It refers to the inflammation of the esophagus and can be caused by bacterial, viral, fungal infections or allergic, autoimmune or other causes. It can be acute or chronic and result in ulcers. Symptoms include pain when swallowing, acid reflux, heartburn, food stuck in throat sensation etc. It requires a visit to the gastroenterologist for diagnosis and treatment.
Motor diseases, or nerve and muscle diseases
Examples: muscular atrophy, motor neuron disease or ALS, amyotrophic lateral sclerosis, progressive muscular atrophy etc.
Most common in smokers and those who drink alcohol regularly, increased risk for anyone with a previous or existing head or neck cancer. Typically, symptoms to look out for include unusual hoarseness, sore throat, wheezing, cough, pill stuck in throat sensation, lump in the neck, difficulty swallowing food or water, halitosis. If you experience several of these symptoms, see your doctor for a diagnosis.

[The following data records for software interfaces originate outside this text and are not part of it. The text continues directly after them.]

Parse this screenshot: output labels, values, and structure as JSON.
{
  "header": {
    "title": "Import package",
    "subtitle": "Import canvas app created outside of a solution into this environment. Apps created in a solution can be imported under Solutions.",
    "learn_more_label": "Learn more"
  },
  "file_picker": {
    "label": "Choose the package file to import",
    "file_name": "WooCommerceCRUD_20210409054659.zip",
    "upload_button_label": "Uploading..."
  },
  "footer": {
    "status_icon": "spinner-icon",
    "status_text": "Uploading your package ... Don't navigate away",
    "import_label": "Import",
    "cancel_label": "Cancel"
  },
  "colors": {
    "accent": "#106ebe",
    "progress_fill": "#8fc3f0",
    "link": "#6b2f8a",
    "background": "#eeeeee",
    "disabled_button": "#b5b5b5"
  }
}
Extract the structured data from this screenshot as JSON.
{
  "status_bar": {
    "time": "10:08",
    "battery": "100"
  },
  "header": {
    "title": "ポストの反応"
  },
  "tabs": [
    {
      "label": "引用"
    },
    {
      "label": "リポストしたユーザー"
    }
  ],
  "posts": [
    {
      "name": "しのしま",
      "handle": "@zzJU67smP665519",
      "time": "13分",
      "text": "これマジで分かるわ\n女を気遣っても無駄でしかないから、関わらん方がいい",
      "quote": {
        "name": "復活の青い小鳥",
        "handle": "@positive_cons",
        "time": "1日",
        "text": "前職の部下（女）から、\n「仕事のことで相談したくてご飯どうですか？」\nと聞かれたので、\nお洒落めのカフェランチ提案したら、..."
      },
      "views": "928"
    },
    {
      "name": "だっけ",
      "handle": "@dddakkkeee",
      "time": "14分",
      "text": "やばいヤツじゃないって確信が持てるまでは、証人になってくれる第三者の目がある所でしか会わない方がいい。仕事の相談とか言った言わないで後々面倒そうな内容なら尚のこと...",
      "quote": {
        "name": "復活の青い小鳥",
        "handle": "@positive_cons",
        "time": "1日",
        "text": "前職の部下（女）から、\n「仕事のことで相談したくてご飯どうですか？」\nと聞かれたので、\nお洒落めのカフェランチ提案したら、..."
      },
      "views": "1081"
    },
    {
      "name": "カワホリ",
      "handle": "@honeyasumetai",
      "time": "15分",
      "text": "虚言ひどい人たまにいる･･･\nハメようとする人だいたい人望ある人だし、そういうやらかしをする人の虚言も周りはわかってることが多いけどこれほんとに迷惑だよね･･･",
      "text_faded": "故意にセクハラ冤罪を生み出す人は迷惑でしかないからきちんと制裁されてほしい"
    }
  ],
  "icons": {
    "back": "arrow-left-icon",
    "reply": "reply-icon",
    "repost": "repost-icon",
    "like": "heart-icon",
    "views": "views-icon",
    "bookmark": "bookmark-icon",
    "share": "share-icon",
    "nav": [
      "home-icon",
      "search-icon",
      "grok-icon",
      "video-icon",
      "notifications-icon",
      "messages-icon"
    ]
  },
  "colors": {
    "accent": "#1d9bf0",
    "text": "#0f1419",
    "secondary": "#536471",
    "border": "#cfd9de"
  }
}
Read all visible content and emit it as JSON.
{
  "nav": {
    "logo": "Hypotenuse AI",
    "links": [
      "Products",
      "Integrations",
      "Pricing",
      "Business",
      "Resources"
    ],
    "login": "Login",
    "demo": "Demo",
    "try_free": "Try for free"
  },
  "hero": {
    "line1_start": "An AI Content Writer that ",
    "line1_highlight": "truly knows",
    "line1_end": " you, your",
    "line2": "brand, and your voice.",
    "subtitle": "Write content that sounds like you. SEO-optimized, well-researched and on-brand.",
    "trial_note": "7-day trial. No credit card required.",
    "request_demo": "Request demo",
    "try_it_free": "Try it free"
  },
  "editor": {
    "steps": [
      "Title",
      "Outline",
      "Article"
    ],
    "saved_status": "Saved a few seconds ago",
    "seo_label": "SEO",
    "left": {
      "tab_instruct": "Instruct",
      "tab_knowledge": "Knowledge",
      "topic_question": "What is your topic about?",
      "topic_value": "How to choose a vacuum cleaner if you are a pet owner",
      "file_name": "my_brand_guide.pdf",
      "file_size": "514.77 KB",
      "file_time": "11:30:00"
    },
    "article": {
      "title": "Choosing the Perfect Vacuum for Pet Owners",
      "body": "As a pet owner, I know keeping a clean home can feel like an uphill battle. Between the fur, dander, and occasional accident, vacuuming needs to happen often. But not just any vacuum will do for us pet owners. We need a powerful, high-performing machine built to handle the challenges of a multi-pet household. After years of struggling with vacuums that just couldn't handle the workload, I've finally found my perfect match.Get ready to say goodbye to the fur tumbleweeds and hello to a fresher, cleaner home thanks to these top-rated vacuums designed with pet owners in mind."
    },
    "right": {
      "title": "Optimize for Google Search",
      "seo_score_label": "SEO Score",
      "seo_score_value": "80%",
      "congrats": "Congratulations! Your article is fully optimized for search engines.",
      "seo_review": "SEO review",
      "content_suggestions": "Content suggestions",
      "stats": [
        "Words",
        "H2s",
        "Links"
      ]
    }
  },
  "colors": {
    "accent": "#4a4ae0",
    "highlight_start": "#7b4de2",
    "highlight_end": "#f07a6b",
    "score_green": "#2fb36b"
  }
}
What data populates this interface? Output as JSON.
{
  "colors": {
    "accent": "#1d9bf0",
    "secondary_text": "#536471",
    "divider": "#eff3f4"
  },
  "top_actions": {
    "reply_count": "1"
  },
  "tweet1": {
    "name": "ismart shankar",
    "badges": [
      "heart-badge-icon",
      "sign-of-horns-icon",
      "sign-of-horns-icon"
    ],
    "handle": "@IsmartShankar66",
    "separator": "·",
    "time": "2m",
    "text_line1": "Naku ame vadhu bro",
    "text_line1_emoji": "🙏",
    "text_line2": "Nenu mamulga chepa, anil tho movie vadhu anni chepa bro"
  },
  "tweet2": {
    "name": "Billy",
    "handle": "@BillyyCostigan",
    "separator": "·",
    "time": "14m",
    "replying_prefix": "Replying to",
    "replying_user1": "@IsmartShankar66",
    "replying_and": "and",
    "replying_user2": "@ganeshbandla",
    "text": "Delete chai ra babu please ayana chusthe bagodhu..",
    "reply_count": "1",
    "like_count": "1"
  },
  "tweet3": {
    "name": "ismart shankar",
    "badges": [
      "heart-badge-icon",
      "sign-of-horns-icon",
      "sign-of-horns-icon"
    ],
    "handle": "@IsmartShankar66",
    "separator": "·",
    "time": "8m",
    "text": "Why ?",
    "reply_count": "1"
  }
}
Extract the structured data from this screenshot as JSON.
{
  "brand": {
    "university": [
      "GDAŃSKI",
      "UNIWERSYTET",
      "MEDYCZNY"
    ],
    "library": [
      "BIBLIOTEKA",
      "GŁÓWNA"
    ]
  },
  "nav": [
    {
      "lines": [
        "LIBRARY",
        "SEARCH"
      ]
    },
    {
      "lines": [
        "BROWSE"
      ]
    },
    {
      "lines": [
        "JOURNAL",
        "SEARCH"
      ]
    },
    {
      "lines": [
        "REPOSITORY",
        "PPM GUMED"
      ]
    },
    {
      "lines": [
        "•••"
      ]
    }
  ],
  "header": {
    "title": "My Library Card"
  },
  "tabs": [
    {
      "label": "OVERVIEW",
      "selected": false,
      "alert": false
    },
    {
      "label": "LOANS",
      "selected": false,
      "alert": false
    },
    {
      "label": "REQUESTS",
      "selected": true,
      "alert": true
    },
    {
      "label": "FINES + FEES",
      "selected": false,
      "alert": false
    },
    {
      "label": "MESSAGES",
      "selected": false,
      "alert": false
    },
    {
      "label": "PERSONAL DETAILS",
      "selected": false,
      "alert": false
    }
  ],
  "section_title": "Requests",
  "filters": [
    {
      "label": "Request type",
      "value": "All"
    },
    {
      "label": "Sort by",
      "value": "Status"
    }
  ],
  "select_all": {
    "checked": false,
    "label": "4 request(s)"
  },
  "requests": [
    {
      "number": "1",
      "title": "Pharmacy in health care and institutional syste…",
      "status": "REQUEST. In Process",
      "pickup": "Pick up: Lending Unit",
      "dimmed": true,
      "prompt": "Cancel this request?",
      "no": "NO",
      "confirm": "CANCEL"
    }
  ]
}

Solutions for a pill stuck in throat feeling
These are some solutions that could help you avoid the pill stuck in throat sensation:
- Drink water before taking your medicine or dietary supplements.
- Take pills or tablets with plenty of water.
- Do not eat or take medicine lying down or with your head tilted back. It is recommended to slightly lean head forward to avoid too tense throat muscles.
- Ask your doctor if you can crush and mix your medication with water, honey, fruit juice, yogurt or a dessert like applesauce.
- Avoid taking pills in a hurry, when there is commotion around you or you are not sitting upright.
- Eat something before taking a pill. Not a full meal, but a few bites of food. Ideally, have a slice of bread, half a banana, or a few bites of pizza even to prepare your throat for a pill passing through.
A feeling of a pill stuck in the throat can be merely a perception and occur after trying to swallow medicine tablets or a dietary supplement pill, even dry, hard-textured food and should pass in a couple of days at most. It can occur by itself, as a result of anxiety or depression. However, if you experience a lump or something stuck in the throat along with difficulty swallowing or pain when swallowing, hoarseness, wheezing or sore throat, especially if you have a history of acid reflux, it is important to make an appointment with your doctor and have some tests to rule out any underlying disease.